(Dataset rows describing interfaces)
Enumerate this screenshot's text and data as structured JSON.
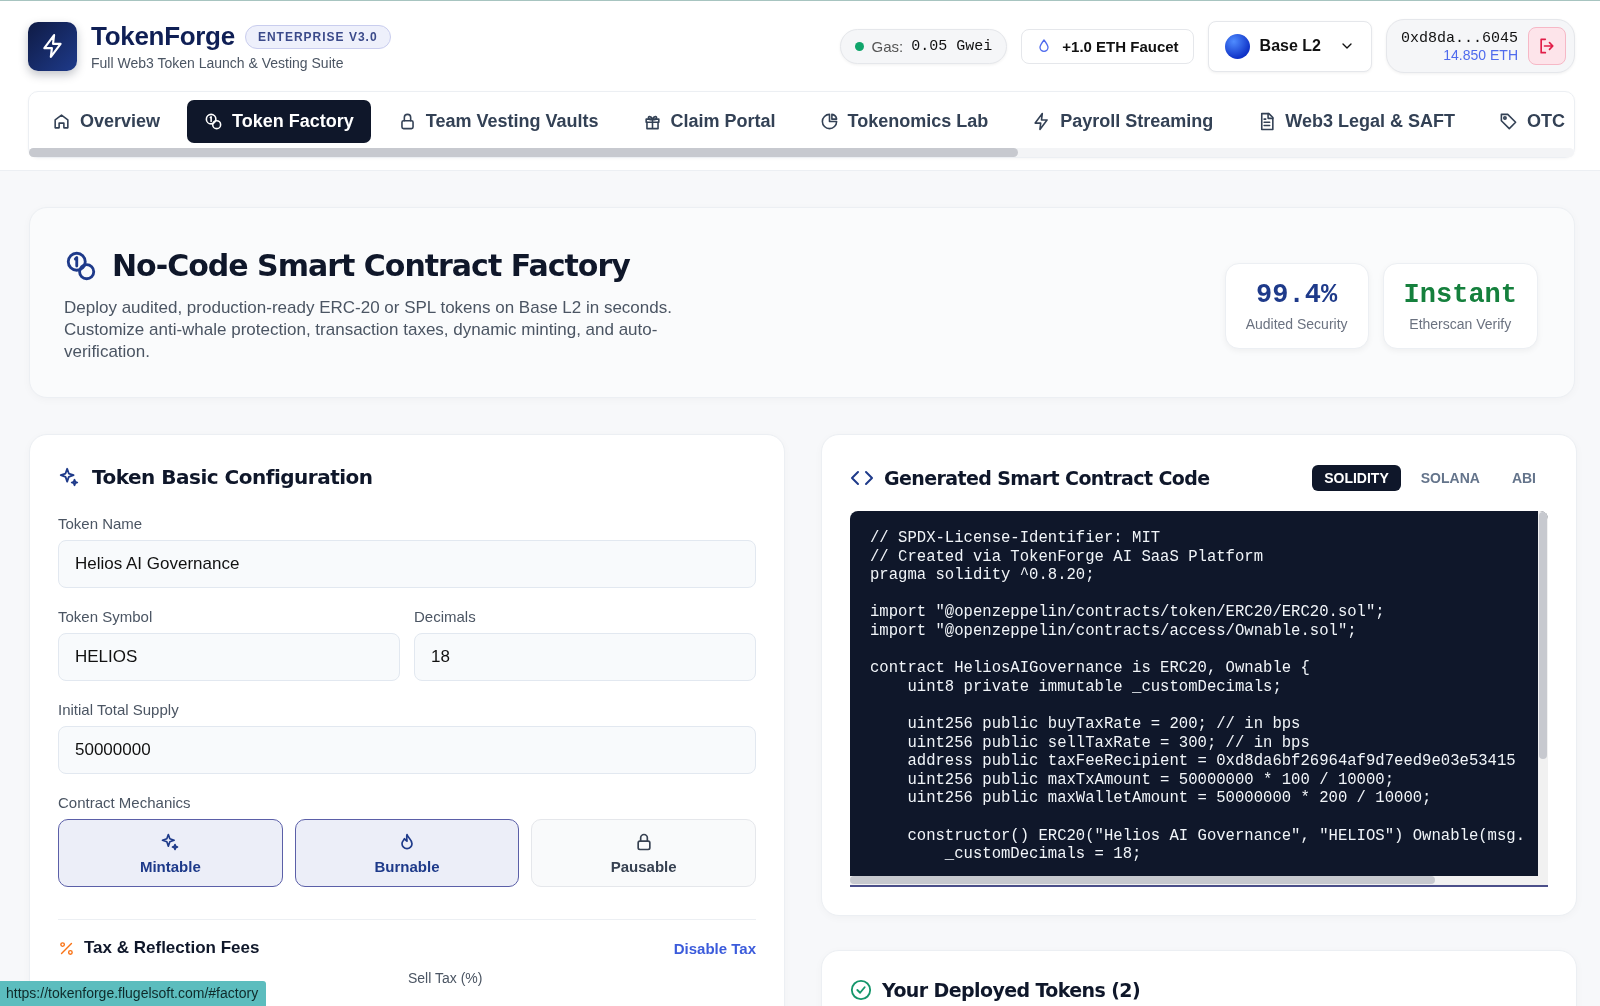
{
  "app": {
    "name": "TokenForge",
    "badge": "ENTERPRISE V3.0",
    "tagline": "Full Web3 Token Launch & Vesting Suite"
  },
  "gas": {
    "label": "Gas:",
    "value": "0.05 Gwei"
  },
  "faucet": {
    "label": "+1.0 ETH Faucet"
  },
  "network": {
    "name": "Base L2"
  },
  "wallet": {
    "address": "0xd8da...6045",
    "balance": "14.850 ETH"
  },
  "tabs": [
    {
      "label": "Overview",
      "selected": false
    },
    {
      "label": "Token Factory",
      "selected": true
    },
    {
      "label": "Team Vesting Vaults",
      "selected": false
    },
    {
      "label": "Claim Portal",
      "selected": false
    },
    {
      "label": "Tokenomics Lab",
      "selected": false
    },
    {
      "label": "Payroll Streaming",
      "selected": false
    },
    {
      "label": "Web3 Legal & SAFT",
      "selected": false
    },
    {
      "label": "OTC",
      "selected": false
    }
  ],
  "hero": {
    "title": "No-Code Smart Contract Factory",
    "description": "Deploy audited, production-ready ERC-20 or SPL tokens on Base L2 in seconds. Customize anti-whale protection, transaction taxes, dynamic minting, and auto-verification.",
    "stats": [
      {
        "value": "99.4%",
        "label": "Audited Security",
        "color": "#1e3a8a"
      },
      {
        "value": "Instant",
        "label": "Etherscan Verify",
        "color": "#15803d"
      }
    ]
  },
  "config": {
    "title": "Token Basic Configuration",
    "fields": [
      {
        "label": "Token Name",
        "value": "Helios AI Governance"
      },
      {
        "label": "Token Symbol",
        "value": "HELIOS"
      },
      {
        "label": "Decimals",
        "value": "18"
      },
      {
        "label": "Initial Total Supply",
        "value": "50000000"
      }
    ],
    "mechanics_label": "Contract Mechanics",
    "mechanics": [
      {
        "label": "Mintable",
        "selected": true
      },
      {
        "label": "Burnable",
        "selected": true
      },
      {
        "label": "Pausable",
        "selected": false
      }
    ],
    "tax": {
      "title": "Tax & Reflection Fees",
      "action": "Disable Tax",
      "sell_label": "Sell Tax (%)"
    }
  },
  "code": {
    "title": "Generated Smart Contract Code",
    "tabs": [
      {
        "label": "SOLIDITY",
        "selected": true
      },
      {
        "label": "SOLANA",
        "selected": false
      },
      {
        "label": "ABI",
        "selected": false
      }
    ],
    "blocks": [
      [
        "// SPDX-License-Identifier: MIT",
        "// Created via TokenForge AI SaaS Platform",
        "pragma solidity ^0.8.20;"
      ],
      [
        "import \"@openzeppelin/contracts/token/ERC20/ERC20.sol\";",
        "import \"@openzeppelin/contracts/access/Ownable.sol\";"
      ],
      [
        "contract HeliosAIGovernance is ERC20, Ownable {",
        "    uint8 private immutable _customDecimals;"
      ],
      [
        "    uint256 public buyTaxRate = 200; // in bps",
        "    uint256 public sellTaxRate = 300; // in bps",
        "    address public taxFeeRecipient = 0xd8da6bf26964af9d7eed9e03e53415",
        "    uint256 public maxTxAmount = 50000000 * 100 / 10000;",
        "    uint256 public maxWalletAmount = 50000000 * 200 / 10000;"
      ],
      [
        "    constructor() ERC20(\"Helios AI Governance\", \"HELIOS\") Ownable(msg.",
        "        _customDecimals = 18;"
      ]
    ]
  },
  "deployed": {
    "title": "Your Deployed Tokens (2)"
  },
  "status_bar": {
    "url": "https://tokenforge.flugelsoft.com/#factory"
  }
}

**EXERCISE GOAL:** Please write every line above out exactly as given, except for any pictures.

**WRITTEN SOLUTION:**
Enumerate this screenshot's text and data as structured JSON.
{
  "app": {
    "name": "TokenForge",
    "badge": "ENTERPRISE V3.0",
    "tagline": "Full Web3 Token Launch & Vesting Suite"
  },
  "gas": {
    "label": "Gas:",
    "value": "0.05 Gwei"
  },
  "faucet": {
    "label": "+1.0 ETH Faucet"
  },
  "network": {
    "name": "Base L2"
  },
  "wallet": {
    "address": "0xd8da...6045",
    "balance": "14.850 ETH"
  },
  "tabs": [
    {
      "label": "Overview",
      "selected": false
    },
    {
      "label": "Token Factory",
      "selected": true
    },
    {
      "label": "Team Vesting Vaults",
      "selected": false
    },
    {
      "label": "Claim Portal",
      "selected": false
    },
    {
      "label": "Tokenomics Lab",
      "selected": false
    },
    {
      "label": "Payroll Streaming",
      "selected": false
    },
    {
      "label": "Web3 Legal & SAFT",
      "selected": false
    },
    {
      "label": "OTC",
      "selected": false
    }
  ],
  "hero": {
    "title": "No-Code Smart Contract Factory",
    "description": "Deploy audited, production-ready ERC-20 or SPL tokens on Base L2 in seconds. Customize anti-whale protection, transaction taxes, dynamic minting, and auto-verification.",
    "stats": [
      {
        "value": "99.4%",
        "label": "Audited Security",
        "color": "#1e3a8a"
      },
      {
        "value": "Instant",
        "label": "Etherscan Verify",
        "color": "#15803d"
      }
    ]
  },
  "config": {
    "title": "Token Basic Configuration",
    "fields": [
      {
        "label": "Token Name",
        "value": "Helios AI Governance"
      },
      {
        "label": "Token Symbol",
        "value": "HELIOS"
      },
      {
        "label": "Decimals",
        "value": "18"
      },
      {
        "label": "Initial Total Supply",
        "value": "50000000"
      }
    ],
    "mechanics_label": "Contract Mechanics",
    "mechanics": [
      {
        "label": "Mintable",
        "selected": true
      },
      {
        "label": "Burnable",
        "selected": true
      },
      {
        "label": "Pausable",
        "selected": false
      }
    ],
    "tax": {
      "title": "Tax & Reflection Fees",
      "action": "Disable Tax",
      "sell_label": "Sell Tax (%)"
    }
  },
  "code": {
    "title": "Generated Smart Contract Code",
    "tabs": [
      {
        "label": "SOLIDITY",
        "selected": true
      },
      {
        "label": "SOLANA",
        "selected": false
      },
      {
        "label": "ABI",
        "selected": false
      }
    ],
    "blocks": [
      [
        "// SPDX-License-Identifier: MIT",
        "// Created via TokenForge AI SaaS Platform",
        "pragma solidity ^0.8.20;"
      ],
      [
        "import \"@openzeppelin/contracts/token/ERC20/ERC20.sol\";",
        "import \"@openzeppelin/contracts/access/Ownable.sol\";"
      ],
      [
        "contract HeliosAIGovernance is ERC20, Ownable {",
        "    uint8 private immutable _customDecimals;"
      ],
      [
        "    uint256 public buyTaxRate = 200; // in bps",
        "    uint256 public sellTaxRate = 300; // in bps",
        "    address public taxFeeRecipient = 0xd8da6bf26964af9d7eed9e03e53415",
        "    uint256 public maxTxAmount = 50000000 * 100 / 10000;",
        "    uint256 public maxWalletAmount = 50000000 * 200 / 10000;"
      ],
      [
        "    constructor() ERC20(\"Helios AI Governance\", \"HELIOS\") Ownable(msg.",
        "        _customDecimals = 18;"
      ]
    ]
  },
  "deployed": {
    "title": "Your Deployed Tokens (2)"
  },
  "status_bar": {
    "url": "https://tokenforge.flugelsoft.com/#factory"
  }
}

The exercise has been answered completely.